-------- Record extracts --------
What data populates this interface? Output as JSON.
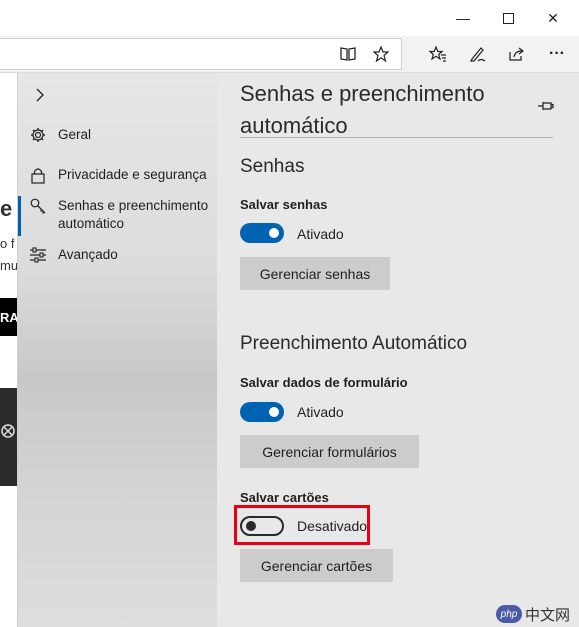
{
  "window": {
    "controls": {
      "minimize": "—",
      "maximize": "☐",
      "close": "✕"
    }
  },
  "toolbar": {
    "icons": [
      "reading-view-icon",
      "favorite-star-icon",
      "favorites-hub-icon",
      "pen-icon",
      "share-icon",
      "more-icon"
    ],
    "more_label": "···"
  },
  "page": {
    "fragments": [
      "e",
      "o f",
      "mu",
      "RA"
    ]
  },
  "nav": {
    "items": [
      {
        "label": "Geral",
        "icon": "gear-icon"
      },
      {
        "label": "Privacidade e segurança",
        "icon": "lock-icon"
      },
      {
        "label": "Senhas e preenchimento automático",
        "icon": "key-icon"
      },
      {
        "label": "Avançado",
        "icon": "sliders-icon"
      }
    ],
    "selected_index": 2
  },
  "settings": {
    "title": "Senhas e preenchimento automático",
    "passwords": {
      "heading": "Senhas",
      "save_label": "Salvar senhas",
      "save_state": "Ativado",
      "save_on": true,
      "manage_button": "Gerenciar senhas"
    },
    "autofill": {
      "heading": "Preenchimento Automático",
      "forms_label": "Salvar dados de formulário",
      "forms_state": "Ativado",
      "forms_on": true,
      "forms_button": "Gerenciar formulários",
      "cards_label": "Salvar cartões",
      "cards_state": "Desativado",
      "cards_on": false,
      "cards_button": "Gerenciar cartões"
    }
  },
  "watermark": {
    "badge": "php",
    "text": "中文网"
  },
  "colors": {
    "accent": "#0063b1",
    "highlight": "#e60012",
    "panel": "#e8e8e8",
    "button": "#cccccc"
  }
}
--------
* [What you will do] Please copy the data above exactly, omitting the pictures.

* [Result for this task]
What data populates this interface? Output as JSON.
{
  "window": {
    "controls": {
      "minimize": "—",
      "maximize": "☐",
      "close": "✕"
    }
  },
  "toolbar": {
    "icons": [
      "reading-view-icon",
      "favorite-star-icon",
      "favorites-hub-icon",
      "pen-icon",
      "share-icon",
      "more-icon"
    ],
    "more_label": "···"
  },
  "page": {
    "fragments": [
      "e",
      "o f",
      "mu",
      "RA"
    ]
  },
  "nav": {
    "items": [
      {
        "label": "Geral",
        "icon": "gear-icon"
      },
      {
        "label": "Privacidade e segurança",
        "icon": "lock-icon"
      },
      {
        "label": "Senhas e preenchimento automático",
        "icon": "key-icon"
      },
      {
        "label": "Avançado",
        "icon": "sliders-icon"
      }
    ],
    "selected_index": 2
  },
  "settings": {
    "title": "Senhas e preenchimento automático",
    "passwords": {
      "heading": "Senhas",
      "save_label": "Salvar senhas",
      "save_state": "Ativado",
      "save_on": true,
      "manage_button": "Gerenciar senhas"
    },
    "autofill": {
      "heading": "Preenchimento Automático",
      "forms_label": "Salvar dados de formulário",
      "forms_state": "Ativado",
      "forms_on": true,
      "forms_button": "Gerenciar formulários",
      "cards_label": "Salvar cartões",
      "cards_state": "Desativado",
      "cards_on": false,
      "cards_button": "Gerenciar cartões"
    }
  },
  "watermark": {
    "badge": "php",
    "text": "中文网"
  },
  "colors": {
    "accent": "#0063b1",
    "highlight": "#e60012",
    "panel": "#e8e8e8",
    "button": "#cccccc"
  }
}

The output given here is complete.